■ WHAT IS BEING ASKED:
How many lines of the entries hold the string "from"? Reply with the number alone.

[[ GIVEN DATA open ]]

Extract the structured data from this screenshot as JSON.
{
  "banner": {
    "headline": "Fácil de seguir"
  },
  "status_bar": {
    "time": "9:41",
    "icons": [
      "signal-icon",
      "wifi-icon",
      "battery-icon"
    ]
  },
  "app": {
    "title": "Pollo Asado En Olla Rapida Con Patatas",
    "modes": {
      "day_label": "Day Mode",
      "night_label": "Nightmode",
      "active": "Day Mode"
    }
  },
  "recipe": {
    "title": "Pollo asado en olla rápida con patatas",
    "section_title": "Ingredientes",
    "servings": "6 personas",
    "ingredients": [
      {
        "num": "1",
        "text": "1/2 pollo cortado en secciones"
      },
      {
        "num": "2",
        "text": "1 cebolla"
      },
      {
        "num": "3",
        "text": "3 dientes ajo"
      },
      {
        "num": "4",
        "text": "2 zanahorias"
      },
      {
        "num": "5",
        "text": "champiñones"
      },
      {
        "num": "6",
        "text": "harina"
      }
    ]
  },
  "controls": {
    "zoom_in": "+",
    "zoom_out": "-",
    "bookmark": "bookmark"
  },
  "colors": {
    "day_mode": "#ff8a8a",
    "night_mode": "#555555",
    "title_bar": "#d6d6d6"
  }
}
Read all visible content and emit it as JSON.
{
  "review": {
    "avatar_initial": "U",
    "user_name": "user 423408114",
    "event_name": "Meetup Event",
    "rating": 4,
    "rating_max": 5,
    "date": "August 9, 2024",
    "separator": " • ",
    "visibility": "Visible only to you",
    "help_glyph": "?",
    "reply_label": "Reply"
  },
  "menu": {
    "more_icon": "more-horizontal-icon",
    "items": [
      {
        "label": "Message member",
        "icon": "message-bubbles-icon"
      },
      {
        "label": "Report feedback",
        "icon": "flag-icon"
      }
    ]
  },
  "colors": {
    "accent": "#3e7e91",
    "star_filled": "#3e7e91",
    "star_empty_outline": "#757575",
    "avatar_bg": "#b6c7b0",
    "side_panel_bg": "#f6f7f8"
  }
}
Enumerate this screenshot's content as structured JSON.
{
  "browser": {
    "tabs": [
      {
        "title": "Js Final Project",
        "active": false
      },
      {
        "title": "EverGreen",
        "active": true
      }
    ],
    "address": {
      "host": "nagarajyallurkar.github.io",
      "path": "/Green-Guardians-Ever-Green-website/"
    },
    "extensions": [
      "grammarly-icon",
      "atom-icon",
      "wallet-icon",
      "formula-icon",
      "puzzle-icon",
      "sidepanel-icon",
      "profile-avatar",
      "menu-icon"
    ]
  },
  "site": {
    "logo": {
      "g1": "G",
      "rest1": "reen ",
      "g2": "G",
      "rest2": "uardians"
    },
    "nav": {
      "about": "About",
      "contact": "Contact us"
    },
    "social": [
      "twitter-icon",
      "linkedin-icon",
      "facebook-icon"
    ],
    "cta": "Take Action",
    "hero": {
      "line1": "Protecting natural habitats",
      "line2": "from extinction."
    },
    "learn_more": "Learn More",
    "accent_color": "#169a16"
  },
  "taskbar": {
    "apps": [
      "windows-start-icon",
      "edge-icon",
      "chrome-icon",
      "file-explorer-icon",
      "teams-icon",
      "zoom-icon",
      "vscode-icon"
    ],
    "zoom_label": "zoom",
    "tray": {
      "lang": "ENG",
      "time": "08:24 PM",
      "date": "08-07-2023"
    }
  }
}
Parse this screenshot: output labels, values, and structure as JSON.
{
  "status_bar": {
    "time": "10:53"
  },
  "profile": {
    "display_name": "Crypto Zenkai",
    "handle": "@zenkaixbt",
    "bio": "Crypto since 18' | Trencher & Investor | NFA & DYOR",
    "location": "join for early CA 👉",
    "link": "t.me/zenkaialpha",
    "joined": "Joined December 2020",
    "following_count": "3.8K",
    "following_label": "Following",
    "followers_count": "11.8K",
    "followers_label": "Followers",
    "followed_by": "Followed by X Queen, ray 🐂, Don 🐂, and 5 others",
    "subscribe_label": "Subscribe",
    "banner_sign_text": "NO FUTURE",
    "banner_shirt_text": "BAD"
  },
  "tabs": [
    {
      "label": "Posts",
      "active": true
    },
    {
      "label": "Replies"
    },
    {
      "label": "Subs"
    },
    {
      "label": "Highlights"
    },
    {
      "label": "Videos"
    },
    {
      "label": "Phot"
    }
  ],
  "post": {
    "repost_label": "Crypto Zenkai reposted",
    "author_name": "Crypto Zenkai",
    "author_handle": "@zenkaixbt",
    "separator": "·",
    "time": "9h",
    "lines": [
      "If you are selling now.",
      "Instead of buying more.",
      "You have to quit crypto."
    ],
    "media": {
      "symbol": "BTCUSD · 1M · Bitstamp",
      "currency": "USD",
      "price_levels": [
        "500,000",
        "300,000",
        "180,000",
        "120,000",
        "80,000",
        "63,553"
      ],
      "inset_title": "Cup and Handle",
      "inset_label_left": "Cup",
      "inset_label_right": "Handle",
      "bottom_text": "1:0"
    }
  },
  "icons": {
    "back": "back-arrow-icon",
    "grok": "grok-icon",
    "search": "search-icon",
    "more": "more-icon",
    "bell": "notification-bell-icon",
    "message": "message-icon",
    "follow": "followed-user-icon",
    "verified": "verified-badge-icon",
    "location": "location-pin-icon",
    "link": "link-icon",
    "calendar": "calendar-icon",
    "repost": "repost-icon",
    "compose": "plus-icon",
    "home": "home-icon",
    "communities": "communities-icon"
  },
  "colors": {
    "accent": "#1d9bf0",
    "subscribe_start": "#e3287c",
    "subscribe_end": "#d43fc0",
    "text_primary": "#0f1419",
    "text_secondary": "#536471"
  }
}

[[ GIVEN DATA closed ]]

■ COMPLETED EXERCISE:
2